> _EXERCISE AIM_
Output the data verbatim, with nothing added or dropped.

MATERIAL SUPPLIED Start Marker

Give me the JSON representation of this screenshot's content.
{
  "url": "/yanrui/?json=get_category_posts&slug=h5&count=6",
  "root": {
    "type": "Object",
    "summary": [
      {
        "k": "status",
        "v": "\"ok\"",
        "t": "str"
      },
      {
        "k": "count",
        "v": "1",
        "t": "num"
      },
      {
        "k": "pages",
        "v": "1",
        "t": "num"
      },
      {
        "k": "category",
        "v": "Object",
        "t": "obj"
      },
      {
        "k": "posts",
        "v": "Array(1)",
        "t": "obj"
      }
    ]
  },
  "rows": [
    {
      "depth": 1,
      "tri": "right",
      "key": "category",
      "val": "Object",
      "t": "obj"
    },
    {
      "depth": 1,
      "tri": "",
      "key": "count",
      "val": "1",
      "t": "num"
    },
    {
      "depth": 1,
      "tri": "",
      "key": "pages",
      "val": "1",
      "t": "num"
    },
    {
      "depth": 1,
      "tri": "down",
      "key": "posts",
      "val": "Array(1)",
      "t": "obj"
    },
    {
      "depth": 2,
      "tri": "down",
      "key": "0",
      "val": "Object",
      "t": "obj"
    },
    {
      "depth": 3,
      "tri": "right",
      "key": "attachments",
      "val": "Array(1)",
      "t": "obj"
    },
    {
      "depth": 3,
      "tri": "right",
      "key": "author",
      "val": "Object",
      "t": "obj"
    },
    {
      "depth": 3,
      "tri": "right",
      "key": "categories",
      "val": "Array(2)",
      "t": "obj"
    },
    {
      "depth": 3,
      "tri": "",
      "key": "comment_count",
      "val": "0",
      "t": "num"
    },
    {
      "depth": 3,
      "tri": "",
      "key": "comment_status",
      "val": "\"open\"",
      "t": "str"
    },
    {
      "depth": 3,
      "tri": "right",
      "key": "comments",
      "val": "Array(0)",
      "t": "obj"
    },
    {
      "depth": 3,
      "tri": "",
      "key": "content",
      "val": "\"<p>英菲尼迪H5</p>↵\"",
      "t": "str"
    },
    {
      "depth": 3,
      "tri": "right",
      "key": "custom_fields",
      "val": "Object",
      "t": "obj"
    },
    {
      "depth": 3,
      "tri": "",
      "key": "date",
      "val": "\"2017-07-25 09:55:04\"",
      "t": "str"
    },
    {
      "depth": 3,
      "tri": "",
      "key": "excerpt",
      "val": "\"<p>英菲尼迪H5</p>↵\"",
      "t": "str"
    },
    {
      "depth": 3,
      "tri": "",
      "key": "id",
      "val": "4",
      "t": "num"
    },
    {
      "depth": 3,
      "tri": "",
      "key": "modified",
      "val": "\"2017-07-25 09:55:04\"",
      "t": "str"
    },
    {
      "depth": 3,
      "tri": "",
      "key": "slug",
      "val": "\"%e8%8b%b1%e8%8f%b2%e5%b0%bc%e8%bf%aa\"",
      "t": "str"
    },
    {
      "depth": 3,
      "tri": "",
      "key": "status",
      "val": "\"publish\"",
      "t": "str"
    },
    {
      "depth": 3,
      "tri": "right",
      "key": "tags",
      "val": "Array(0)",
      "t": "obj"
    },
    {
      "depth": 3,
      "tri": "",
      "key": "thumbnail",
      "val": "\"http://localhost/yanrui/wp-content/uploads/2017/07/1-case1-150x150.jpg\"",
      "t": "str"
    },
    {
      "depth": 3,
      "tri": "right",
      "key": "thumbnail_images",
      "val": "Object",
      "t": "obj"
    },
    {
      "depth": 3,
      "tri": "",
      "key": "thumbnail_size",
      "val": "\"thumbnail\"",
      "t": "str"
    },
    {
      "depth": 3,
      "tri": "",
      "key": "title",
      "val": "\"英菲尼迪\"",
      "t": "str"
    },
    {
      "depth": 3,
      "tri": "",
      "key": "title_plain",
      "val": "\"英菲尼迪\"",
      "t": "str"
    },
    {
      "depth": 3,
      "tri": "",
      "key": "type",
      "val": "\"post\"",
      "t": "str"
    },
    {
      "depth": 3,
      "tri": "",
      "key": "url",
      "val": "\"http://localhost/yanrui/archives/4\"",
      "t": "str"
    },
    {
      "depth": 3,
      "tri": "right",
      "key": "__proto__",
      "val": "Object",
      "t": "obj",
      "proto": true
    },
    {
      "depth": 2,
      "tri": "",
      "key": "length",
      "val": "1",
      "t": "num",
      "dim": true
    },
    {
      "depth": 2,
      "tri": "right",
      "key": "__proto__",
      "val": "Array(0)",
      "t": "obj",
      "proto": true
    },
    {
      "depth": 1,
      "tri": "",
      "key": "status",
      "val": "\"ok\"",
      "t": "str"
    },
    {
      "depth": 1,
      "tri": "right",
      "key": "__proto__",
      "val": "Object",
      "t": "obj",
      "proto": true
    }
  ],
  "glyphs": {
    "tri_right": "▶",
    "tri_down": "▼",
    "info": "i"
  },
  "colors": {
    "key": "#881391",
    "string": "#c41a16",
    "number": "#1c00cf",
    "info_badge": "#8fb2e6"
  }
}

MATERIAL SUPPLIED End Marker

> _WRITTEN RESPONSE_
Give me the JSON representation of this screenshot's content.
{
  "url": "/yanrui/?json=get_category_posts&slug=h5&count=6",
  "root": {
    "type": "Object",
    "summary": [
      {
        "k": "status",
        "v": "\"ok\"",
        "t": "str"
      },
      {
        "k": "count",
        "v": "1",
        "t": "num"
      },
      {
        "k": "pages",
        "v": "1",
        "t": "num"
      },
      {
        "k": "category",
        "v": "Object",
        "t": "obj"
      },
      {
        "k": "posts",
        "v": "Array(1)",
        "t": "obj"
      }
    ]
  },
  "rows": [
    {
      "depth": 1,
      "tri": "right",
      "key": "category",
      "val": "Object",
      "t": "obj"
    },
    {
      "depth": 1,
      "tri": "",
      "key": "count",
      "val": "1",
      "t": "num"
    },
    {
      "depth": 1,
      "tri": "",
      "key": "pages",
      "val": "1",
      "t": "num"
    },
    {
      "depth": 1,
      "tri": "down",
      "key": "posts",
      "val": "Array(1)",
      "t": "obj"
    },
    {
      "depth": 2,
      "tri": "down",
      "key": "0",
      "val": "Object",
      "t": "obj"
    },
    {
      "depth": 3,
      "tri": "right",
      "key": "attachments",
      "val": "Array(1)",
      "t": "obj"
    },
    {
      "depth": 3,
      "tri": "right",
      "key": "author",
      "val": "Object",
      "t": "obj"
    },
    {
      "depth": 3,
      "tri": "right",
      "key": "categories",
      "val": "Array(2)",
      "t": "obj"
    },
    {
      "depth": 3,
      "tri": "",
      "key": "comment_count",
      "val": "0",
      "t": "num"
    },
    {
      "depth": 3,
      "tri": "",
      "key": "comment_status",
      "val": "\"open\"",
      "t": "str"
    },
    {
      "depth": 3,
      "tri": "right",
      "key": "comments",
      "val": "Array(0)",
      "t": "obj"
    },
    {
      "depth": 3,
      "tri": "",
      "key": "content",
      "val": "\"<p>英菲尼迪H5</p>↵\"",
      "t": "str"
    },
    {
      "depth": 3,
      "tri": "right",
      "key": "custom_fields",
      "val": "Object",
      "t": "obj"
    },
    {
      "depth": 3,
      "tri": "",
      "key": "date",
      "val": "\"2017-07-25 09:55:04\"",
      "t": "str"
    },
    {
      "depth": 3,
      "tri": "",
      "key": "excerpt",
      "val": "\"<p>英菲尼迪H5</p>↵\"",
      "t": "str"
    },
    {
      "depth": 3,
      "tri": "",
      "key": "id",
      "val": "4",
      "t": "num"
    },
    {
      "depth": 3,
      "tri": "",
      "key": "modified",
      "val": "\"2017-07-25 09:55:04\"",
      "t": "str"
    },
    {
      "depth": 3,
      "tri": "",
      "key": "slug",
      "val": "\"%e8%8b%b1%e8%8f%b2%e5%b0%bc%e8%bf%aa\"",
      "t": "str"
    },
    {
      "depth": 3,
      "tri": "",
      "key": "status",
      "val": "\"publish\"",
      "t": "str"
    },
    {
      "depth": 3,
      "tri": "right",
      "key": "tags",
      "val": "Array(0)",
      "t": "obj"
    },
    {
      "depth": 3,
      "tri": "",
      "key": "thumbnail",
      "val": "\"http://localhost/yanrui/wp-content/uploads/2017/07/1-case1-150x150.jpg\"",
      "t": "str"
    },
    {
      "depth": 3,
      "tri": "right",
      "key": "thumbnail_images",
      "val": "Object",
      "t": "obj"
    },
    {
      "depth": 3,
      "tri": "",
      "key": "thumbnail_size",
      "val": "\"thumbnail\"",
      "t": "str"
    },
    {
      "depth": 3,
      "tri": "",
      "key": "title",
      "val": "\"英菲尼迪\"",
      "t": "str"
    },
    {
      "depth": 3,
      "tri": "",
      "key": "title_plain",
      "val": "\"英菲尼迪\"",
      "t": "str"
    },
    {
      "depth": 3,
      "tri": "",
      "key": "type",
      "val": "\"post\"",
      "t": "str"
    },
    {
      "depth": 3,
      "tri": "",
      "key": "url",
      "val": "\"http://localhost/yanrui/archives/4\"",
      "t": "str"
    },
    {
      "depth": 3,
      "tri": "right",
      "key": "__proto__",
      "val": "Object",
      "t": "obj",
      "proto": true
    },
    {
      "depth": 2,
      "tri": "",
      "key": "length",
      "val": "1",
      "t": "num",
      "dim": true
    },
    {
      "depth": 2,
      "tri": "right",
      "key": "__proto__",
      "val": "Array(0)",
      "t": "obj",
      "proto": true
    },
    {
      "depth": 1,
      "tri": "",
      "key": "status",
      "val": "\"ok\"",
      "t": "str"
    },
    {
      "depth": 1,
      "tri": "right",
      "key": "__proto__",
      "val": "Object",
      "t": "obj",
      "proto": true
    }
  ],
  "glyphs": {
    "tri_right": "▶",
    "tri_down": "▼",
    "info": "i"
  },
  "colors": {
    "key": "#881391",
    "string": "#c41a16",
    "number": "#1c00cf",
    "info_badge": "#8fb2e6"
  }
}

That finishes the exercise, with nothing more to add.